§ **PROBLEM TO WORK ON**: In your answer, print every record exactly as it is written.

[Items from an interface collection]

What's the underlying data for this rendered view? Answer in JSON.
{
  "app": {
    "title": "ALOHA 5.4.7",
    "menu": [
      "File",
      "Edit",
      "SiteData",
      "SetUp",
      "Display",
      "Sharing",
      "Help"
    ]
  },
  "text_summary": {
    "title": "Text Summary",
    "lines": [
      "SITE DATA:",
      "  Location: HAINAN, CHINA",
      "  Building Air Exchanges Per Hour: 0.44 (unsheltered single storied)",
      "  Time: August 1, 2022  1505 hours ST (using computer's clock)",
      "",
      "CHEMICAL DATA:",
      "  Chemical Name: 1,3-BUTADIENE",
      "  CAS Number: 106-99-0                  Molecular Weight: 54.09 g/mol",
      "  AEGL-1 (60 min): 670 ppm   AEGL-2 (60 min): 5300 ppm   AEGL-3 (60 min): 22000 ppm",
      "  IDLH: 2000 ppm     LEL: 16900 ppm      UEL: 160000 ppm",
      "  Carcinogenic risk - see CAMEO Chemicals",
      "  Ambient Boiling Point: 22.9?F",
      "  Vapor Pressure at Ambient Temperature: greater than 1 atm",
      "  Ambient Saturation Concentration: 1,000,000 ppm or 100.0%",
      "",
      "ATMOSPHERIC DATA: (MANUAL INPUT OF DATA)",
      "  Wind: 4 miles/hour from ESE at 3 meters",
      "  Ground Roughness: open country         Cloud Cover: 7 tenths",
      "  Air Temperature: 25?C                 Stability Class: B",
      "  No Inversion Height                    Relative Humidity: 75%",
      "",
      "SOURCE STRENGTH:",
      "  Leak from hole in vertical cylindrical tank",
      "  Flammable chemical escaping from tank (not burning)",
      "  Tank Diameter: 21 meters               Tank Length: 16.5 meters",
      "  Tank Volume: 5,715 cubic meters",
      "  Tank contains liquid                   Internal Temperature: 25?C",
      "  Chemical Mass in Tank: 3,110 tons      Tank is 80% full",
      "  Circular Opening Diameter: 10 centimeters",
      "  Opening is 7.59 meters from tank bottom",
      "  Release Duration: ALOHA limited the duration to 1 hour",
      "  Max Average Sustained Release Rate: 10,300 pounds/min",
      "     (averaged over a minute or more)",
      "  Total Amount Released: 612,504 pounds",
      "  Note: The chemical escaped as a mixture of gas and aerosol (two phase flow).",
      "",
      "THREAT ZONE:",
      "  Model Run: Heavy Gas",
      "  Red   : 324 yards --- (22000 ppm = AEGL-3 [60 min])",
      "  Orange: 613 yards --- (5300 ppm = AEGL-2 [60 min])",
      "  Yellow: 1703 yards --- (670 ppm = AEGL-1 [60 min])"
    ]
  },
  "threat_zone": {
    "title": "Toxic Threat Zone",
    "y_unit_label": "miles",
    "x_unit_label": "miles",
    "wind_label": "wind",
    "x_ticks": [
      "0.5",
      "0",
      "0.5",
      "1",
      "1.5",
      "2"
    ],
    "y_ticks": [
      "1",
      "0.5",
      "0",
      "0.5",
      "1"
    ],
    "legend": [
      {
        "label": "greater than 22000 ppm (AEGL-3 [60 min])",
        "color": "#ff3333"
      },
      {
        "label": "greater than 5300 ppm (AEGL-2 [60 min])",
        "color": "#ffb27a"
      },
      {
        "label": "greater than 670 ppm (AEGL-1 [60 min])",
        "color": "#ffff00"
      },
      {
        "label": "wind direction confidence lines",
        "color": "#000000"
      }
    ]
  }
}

§ **RESPONSE BOX**:
What's the underlying data for this rendered view? Answer in JSON.
{
  "app": {
    "title": "ALOHA 5.4.7",
    "menu": [
      "File",
      "Edit",
      "SiteData",
      "SetUp",
      "Display",
      "Sharing",
      "Help"
    ]
  },
  "text_summary": {
    "title": "Text Summary",
    "lines": [
      "SITE DATA:",
      "  Location: HAINAN, CHINA",
      "  Building Air Exchanges Per Hour: 0.44 (unsheltered single storied)",
      "  Time: August 1, 2022  1505 hours ST (using computer's clock)",
      "",
      "CHEMICAL DATA:",
      "  Chemical Name: 1,3-BUTADIENE",
      "  CAS Number: 106-99-0                  Molecular Weight: 54.09 g/mol",
      "  AEGL-1 (60 min): 670 ppm   AEGL-2 (60 min): 5300 ppm   AEGL-3 (60 min): 22000 ppm",
      "  IDLH: 2000 ppm     LEL: 16900 ppm      UEL: 160000 ppm",
      "  Carcinogenic risk - see CAMEO Chemicals",
      "  Ambient Boiling Point: 22.9?F",
      "  Vapor Pressure at Ambient Temperature: greater than 1 atm",
      "  Ambient Saturation Concentration: 1,000,000 ppm or 100.0%",
      "",
      "ATMOSPHERIC DATA: (MANUAL INPUT OF DATA)",
      "  Wind: 4 miles/hour from ESE at 3 meters",
      "  Ground Roughness: open country         Cloud Cover: 7 tenths",
      "  Air Temperature: 25?C                 Stability Class: B",
      "  No Inversion Height                    Relative Humidity: 75%",
      "",
      "SOURCE STRENGTH:",
      "  Leak from hole in vertical cylindrical tank",
      "  Flammable chemical escaping from tank (not burning)",
      "  Tank Diameter: 21 meters               Tank Length: 16.5 meters",
      "  Tank Volume: 5,715 cubic meters",
      "  Tank contains liquid                   Internal Temperature: 25?C",
      "  Chemical Mass in Tank: 3,110 tons      Tank is 80% full",
      "  Circular Opening Diameter: 10 centimeters",
      "  Opening is 7.59 meters from tank bottom",
      "  Release Duration: ALOHA limited the duration to 1 hour",
      "  Max Average Sustained Release Rate: 10,300 pounds/min",
      "     (averaged over a minute or more)",
      "  Total Amount Released: 612,504 pounds",
      "  Note: The chemical escaped as a mixture of gas and aerosol (two phase flow).",
      "",
      "THREAT ZONE:",
      "  Model Run: Heavy Gas",
      "  Red   : 324 yards --- (22000 ppm = AEGL-3 [60 min])",
      "  Orange: 613 yards --- (5300 ppm = AEGL-2 [60 min])",
      "  Yellow: 1703 yards --- (670 ppm = AEGL-1 [60 min])"
    ]
  },
  "threat_zone": {
    "title": "Toxic Threat Zone",
    "y_unit_label": "miles",
    "x_unit_label": "miles",
    "wind_label": "wind",
    "x_ticks": [
      "0.5",
      "0",
      "0.5",
      "1",
      "1.5",
      "2"
    ],
    "y_ticks": [
      "1",
      "0.5",
      "0",
      "0.5",
      "1"
    ],
    "legend": [
      {
        "label": "greater than 22000 ppm (AEGL-3 [60 min])",
        "color": "#ff3333"
      },
      {
        "label": "greater than 5300 ppm (AEGL-2 [60 min])",
        "color": "#ffb27a"
      },
      {
        "label": "greater than 670 ppm (AEGL-1 [60 min])",
        "color": "#ffff00"
      },
      {
        "label": "wind direction confidence lines",
        "color": "#000000"
      }
    ]
  }
}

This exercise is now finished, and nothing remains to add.